TASK INSTRUCTIONS>
The answer must consist of every line below that contains the word "terms".
(Beginning of INPUT)
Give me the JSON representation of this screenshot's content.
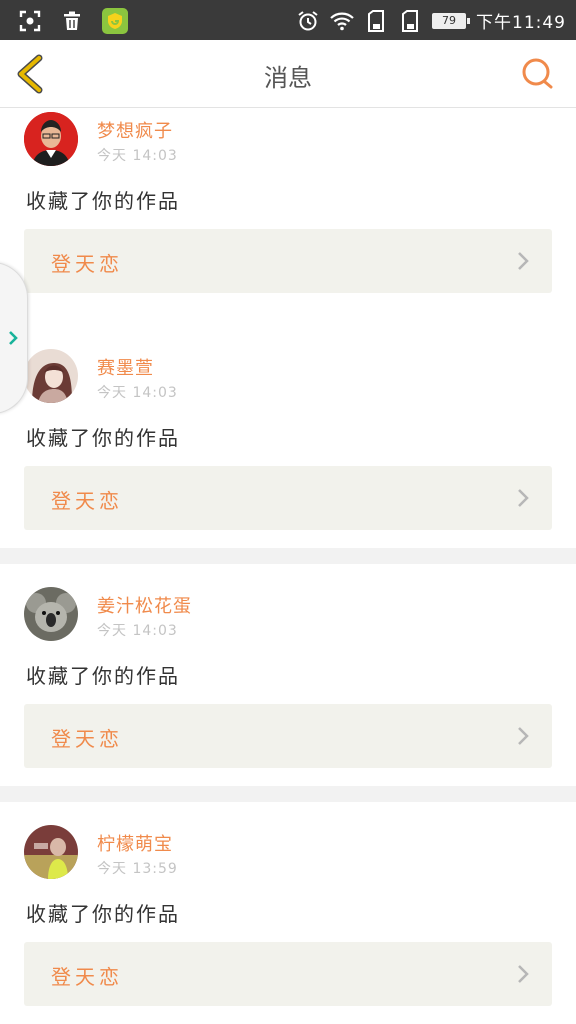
{
  "status_bar": {
    "battery_level": "79",
    "time": "下午11:49",
    "icons": [
      "screenshot-icon",
      "trash-icon",
      "app-shield-icon",
      "alarm-icon",
      "wifi-icon",
      "sim1-icon",
      "sim2-icon",
      "battery-icon"
    ]
  },
  "header": {
    "title": "消息",
    "back_icon": "chevron-left-icon",
    "search_icon": "search-icon"
  },
  "colors": {
    "accent": "#f08a4b",
    "header_back": "#e6b800",
    "side_arrow": "#18b39a"
  },
  "notifications": [
    {
      "user": "梦想疯子",
      "time": "今天 14:03",
      "action": "收藏了你的作品",
      "work": "登天恋",
      "avatar": "avatar-man-icon"
    },
    {
      "user": "赛墨萱",
      "time": "今天 14:03",
      "action": "收藏了你的作品",
      "work": "登天恋",
      "avatar": "avatar-girl-icon"
    },
    {
      "user": "姜汁松花蛋",
      "time": "今天 14:03",
      "action": "收藏了你的作品",
      "work": "登天恋",
      "avatar": "avatar-koala-icon"
    },
    {
      "user": "柠檬萌宝",
      "time": "今天 13:59",
      "action": "收藏了你的作品",
      "work": "登天恋",
      "avatar": "avatar-photo-icon"
    }
  ]
}
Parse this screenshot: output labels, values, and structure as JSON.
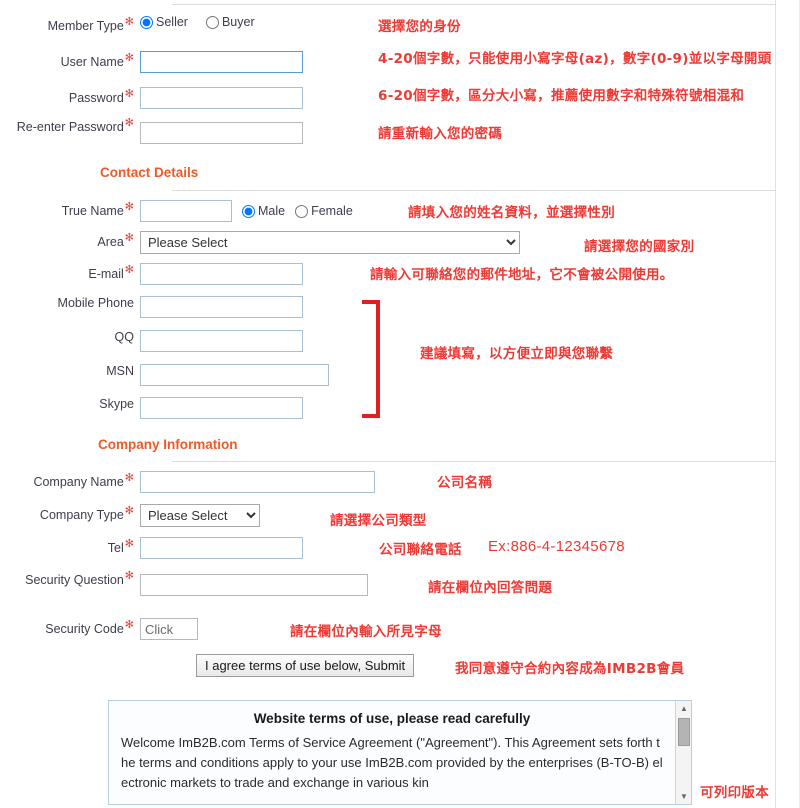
{
  "form": {
    "member_type": {
      "label": "Member Type",
      "required": true,
      "options": [
        "Seller",
        "Buyer"
      ],
      "selected": "Seller",
      "note": "選擇您的身份"
    },
    "user_name": {
      "label": "User Name",
      "required": true,
      "value": "",
      "note": "4-20個字數，只能使用小寫字母(az)，數字(0-9)並以字母開頭"
    },
    "password": {
      "label": "Password",
      "required": true,
      "value": "",
      "note": "6-20個字數，區分大小寫，推薦使用數字和特殊符號相混和"
    },
    "re_password": {
      "label": "Re-enter Password",
      "required": true,
      "value": "",
      "note": "請重新輸入您的密碼"
    },
    "contact_section": {
      "title": "Contact Details"
    },
    "true_name": {
      "label": "True Name",
      "required": true,
      "value": "",
      "gender_options": [
        "Male",
        "Female"
      ],
      "gender_selected": "Male",
      "note": "請填入您的姓名資料，並選擇性別"
    },
    "area": {
      "label": "Area",
      "required": true,
      "selected": "Please Select",
      "note": "請選擇您的國家別"
    },
    "email": {
      "label": "E-mail",
      "required": true,
      "value": "",
      "note": "請輸入可聯絡您的郵件地址，它不會被公開使用。"
    },
    "mobile_phone": {
      "label": "Mobile Phone",
      "required": false,
      "value": ""
    },
    "qq": {
      "label": "QQ",
      "required": false,
      "value": ""
    },
    "msn": {
      "label": "MSN",
      "required": false,
      "value": ""
    },
    "skype": {
      "label": "Skype",
      "required": false,
      "value": ""
    },
    "contact_group_note": "建議填寫，以方便立即與您聯繫",
    "company_section": {
      "title": "Company Information"
    },
    "company_name": {
      "label": "Company Name",
      "required": true,
      "value": "",
      "note": "公司名稱"
    },
    "company_type": {
      "label": "Company Type",
      "required": true,
      "selected": "Please Select",
      "note": "請選擇公司類型"
    },
    "tel": {
      "label": "Tel",
      "required": true,
      "value": "",
      "note": "公司聯絡電話",
      "note_example": "Ex:886-4-12345678"
    },
    "security_question": {
      "label": "Security Question",
      "required": true,
      "value": "",
      "note": "請在欄位內回答問題"
    },
    "security_code": {
      "label": "Security Code",
      "required": true,
      "value": "Click",
      "note": "請在欄位內輸入所見字母"
    },
    "submit": {
      "label": "I agree terms of use below, Submit",
      "note": "我同意遵守合約內容成為IMB2B會員"
    }
  },
  "terms": {
    "title": "Website terms of use, please read carefully",
    "body": "Welcome ImB2B.com Terms of Service Agreement (\"Agreement\"). This Agreement sets forth the terms and conditions apply to your use ImB2B.com provided by the enterprises (B-TO-B) electronic markets to trade and exchange in various kin",
    "print_note": "可列印版本"
  },
  "colors": {
    "required_asterisk": "#e8443a",
    "section_heading": "#ef5a28",
    "annotation_red": "#ee3a35",
    "bracket_red": "#e02020",
    "input_border": "#a8bfd4",
    "input_border_focus": "#5b9bd5"
  }
}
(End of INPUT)
WORKED SOLUTION>
      "label": "I agree terms of use below, Submit",
  "terms": {
    "title": "Website terms of use, please read carefully",
    "body": "Welcome ImB2B.com Terms of Service Agreement (\"Agreement\"). This Agreement sets forth the terms and conditions apply to your use ImB2B.com provided by the enterprises (B-TO-B) electronic markets to trade and exchange in various kin",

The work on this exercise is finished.